The Velvet Underground’s first album sold a piddling 30,000 copies but, as Brian Eno would later recount, “everyone who bought one of those 30,000 copies started a band.” The Velvet Underground created some of the 1960s’ most exciting and experimental rock and roll, and were produced by no less a powerhouse than Andy Warhol. All that and five bucks coulda gotten them a bus ticket out of New York City. They failed to make it big during their brief career as a band, confined to a fringe arthouse scene that worshipped the ground the band walked on but couldn’t propel them to mainstream success. Nevertheless, the Velvet Underground’s legacy would grow into a legend after their breakup, and eventually change rock and roll forever.

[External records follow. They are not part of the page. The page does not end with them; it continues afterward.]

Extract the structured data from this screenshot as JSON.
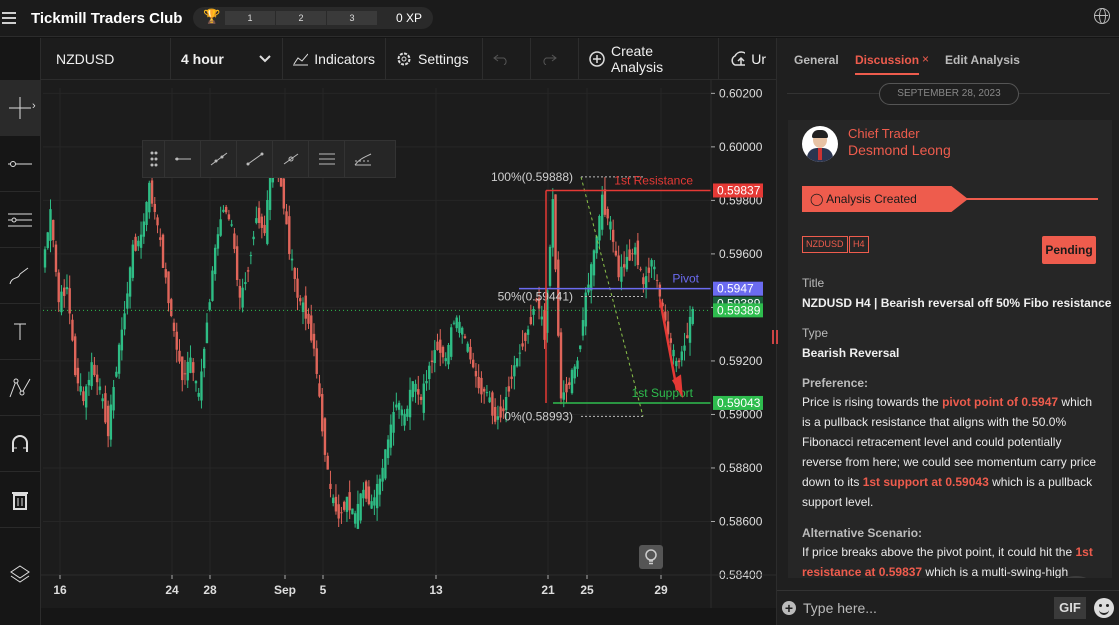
{
  "app": {
    "title": "Tickmill Traders Club",
    "xp_levels": [
      "1",
      "2",
      "3"
    ],
    "xp": "0 XP"
  },
  "toolbar": {
    "symbol": "NZDUSD",
    "timeframe": "4 hour",
    "indicators": "Indicators",
    "settings": "Settings",
    "create_analysis": "Create Analysis",
    "upload": "Ur"
  },
  "left_tools": [
    "crosshair-icon",
    "trend-line-icon",
    "horizontal-lines-icon",
    "brush-icon",
    "text-icon",
    "pattern-icon",
    "magnet-icon",
    "trash-icon",
    "layers-icon"
  ],
  "draw_tools": [
    "horizontal-ray-icon",
    "extended-line-icon",
    "segment-icon",
    "info-line-icon",
    "parallel-channel-icon",
    "fib-channel-icon"
  ],
  "chart_data": {
    "type": "candlestick",
    "symbol": "NZDUSD",
    "timeframe": "4 hour",
    "x_ticks": [
      "16",
      "24",
      "28",
      "Sep",
      "5",
      "13",
      "21",
      "25",
      "29"
    ],
    "y_ticks": [
      "0.60200",
      "0.60000",
      "0.59800",
      "0.59600",
      "0.59400",
      "0.59200",
      "0.59000",
      "0.58800",
      "0.58600",
      "0.58400"
    ],
    "ylim": [
      0.584,
      0.6022
    ],
    "close_path": [
      [
        0,
        0.5955
      ],
      [
        3,
        0.5975
      ],
      [
        6,
        0.5942
      ],
      [
        9,
        0.5948
      ],
      [
        12,
        0.5916
      ],
      [
        15,
        0.5905
      ],
      [
        18,
        0.5918
      ],
      [
        21,
        0.5909
      ],
      [
        24,
        0.5894
      ],
      [
        27,
        0.5918
      ],
      [
        30,
        0.5938
      ],
      [
        33,
        0.5962
      ],
      [
        36,
        0.5966
      ],
      [
        39,
        0.5985
      ],
      [
        42,
        0.597
      ],
      [
        45,
        0.595
      ],
      [
        48,
        0.593
      ],
      [
        51,
        0.5914
      ],
      [
        54,
        0.592
      ],
      [
        57,
        0.5906
      ],
      [
        60,
        0.5935
      ],
      [
        63,
        0.5962
      ],
      [
        66,
        0.5978
      ],
      [
        69,
        0.597
      ],
      [
        72,
        0.5942
      ],
      [
        75,
        0.5955
      ],
      [
        78,
        0.5975
      ],
      [
        81,
        0.5968
      ],
      [
        84,
        0.5998
      ],
      [
        87,
        0.5986
      ],
      [
        90,
        0.5962
      ],
      [
        93,
        0.5944
      ],
      [
        96,
        0.5938
      ],
      [
        99,
        0.5925
      ],
      [
        102,
        0.5895
      ],
      [
        105,
        0.587
      ],
      [
        108,
        0.5862
      ],
      [
        111,
        0.5868
      ],
      [
        114,
        0.5861
      ],
      [
        117,
        0.5872
      ],
      [
        120,
        0.5866
      ],
      [
        123,
        0.5875
      ],
      [
        126,
        0.589
      ],
      [
        129,
        0.5905
      ],
      [
        132,
        0.5898
      ],
      [
        135,
        0.5912
      ],
      [
        138,
        0.5905
      ],
      [
        141,
        0.5918
      ],
      [
        144,
        0.5926
      ],
      [
        147,
        0.592
      ],
      [
        150,
        0.5936
      ],
      [
        153,
        0.5931
      ],
      [
        156,
        0.5921
      ],
      [
        159,
        0.591
      ],
      [
        162,
        0.5908
      ],
      [
        165,
        0.5898
      ],
      [
        168,
        0.5902
      ],
      [
        171,
        0.5915
      ],
      [
        174,
        0.5924
      ],
      [
        177,
        0.5932
      ],
      [
        180,
        0.5944
      ],
      [
        183,
        0.593
      ],
      [
        186,
        0.598
      ],
      [
        189,
        0.5906
      ],
      [
        192,
        0.5912
      ],
      [
        195,
        0.592
      ],
      [
        198,
        0.5944
      ],
      [
        201,
        0.596
      ],
      [
        204,
        0.598
      ],
      [
        207,
        0.597
      ],
      [
        210,
        0.5952
      ],
      [
        213,
        0.5958
      ],
      [
        216,
        0.5962
      ],
      [
        219,
        0.5948
      ],
      [
        222,
        0.5958
      ],
      [
        225,
        0.5944
      ],
      [
        228,
        0.593
      ],
      [
        231,
        0.5918
      ],
      [
        234,
        0.5926
      ],
      [
        237,
        0.5939
      ]
    ],
    "fibonacci": [
      {
        "label": "100%(0.59888)",
        "level": 0.59888
      },
      {
        "label": "50%(0.59441)",
        "level": 0.59441
      },
      {
        "label": "0%(0.58993)",
        "level": 0.58993
      }
    ],
    "levels": [
      {
        "name": "1st Resistance",
        "value": 0.59837,
        "tag": "0.59837",
        "color": "#e53935"
      },
      {
        "name": "Pivot",
        "value": 0.5947,
        "tag": "0.5947",
        "color": "#6b6bf0"
      },
      {
        "name": "1st Support",
        "value": 0.59043,
        "tag": "0.59043",
        "color": "#2ebd4e"
      }
    ],
    "current_price": {
      "value": 0.59389,
      "tag": "0.59389",
      "color": "#2ebd4e"
    },
    "hidden_price_tag": "0.59389",
    "colors": {
      "up": "#2ebd85",
      "down": "#e0655a"
    }
  },
  "panel": {
    "tabs": [
      "General",
      "Discussion",
      "Edit Analysis"
    ],
    "date": "SEPTEMBER 28, 2023",
    "role": "Chief Trader",
    "author": "Desmond Leong",
    "ribbon": "Analysis Created",
    "tags": [
      "NZDUSD",
      "H4"
    ],
    "status": "Pending",
    "title_label": "Title",
    "title": "NZDUSD H4 | Bearish reversal off 50% Fibo resistance",
    "type_label": "Type",
    "type": "Bearish Reversal",
    "pref_label": "Preference:",
    "pref_1": "Price is rising towards the ",
    "pref_hl1": "pivot point of 0.5947",
    "pref_2": " which is a pullback resistance that aligns with the 50.0% Fibonacci retracement level and could potentially reverse from here; we could see momentum carry price down to its ",
    "pref_hl2": "1st support at 0.59043",
    "pref_3": " which is a pullback support level.",
    "alt_label": "Alternative Scenario:",
    "alt_1": "If price breaks above the pivot point, it could hit the ",
    "alt_hl1": "1st resistance at 0.59837",
    "alt_2": " which is a multi-swing-high",
    "composer_placeholder": "Type here...",
    "gif": "GIF"
  }
}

So it’s about time they got the documentary treatment. It was helmed by Todd Haynes, who made Carol, Dark Waters and the wonderfully weird Bob Dylan biopic I’m Not There. The Velvet Underground will drop on Apple TV Plus in October, featuring tons of new interviews with surviving band members and some never-before-seen unearthed footage of Lou Reed, Nico, Warhol and other late members of the VU extended universe. The movie will coincide with the release of a soundtrack that’ll provide an overview of the Velvet Underground discography and some early demos for superfans.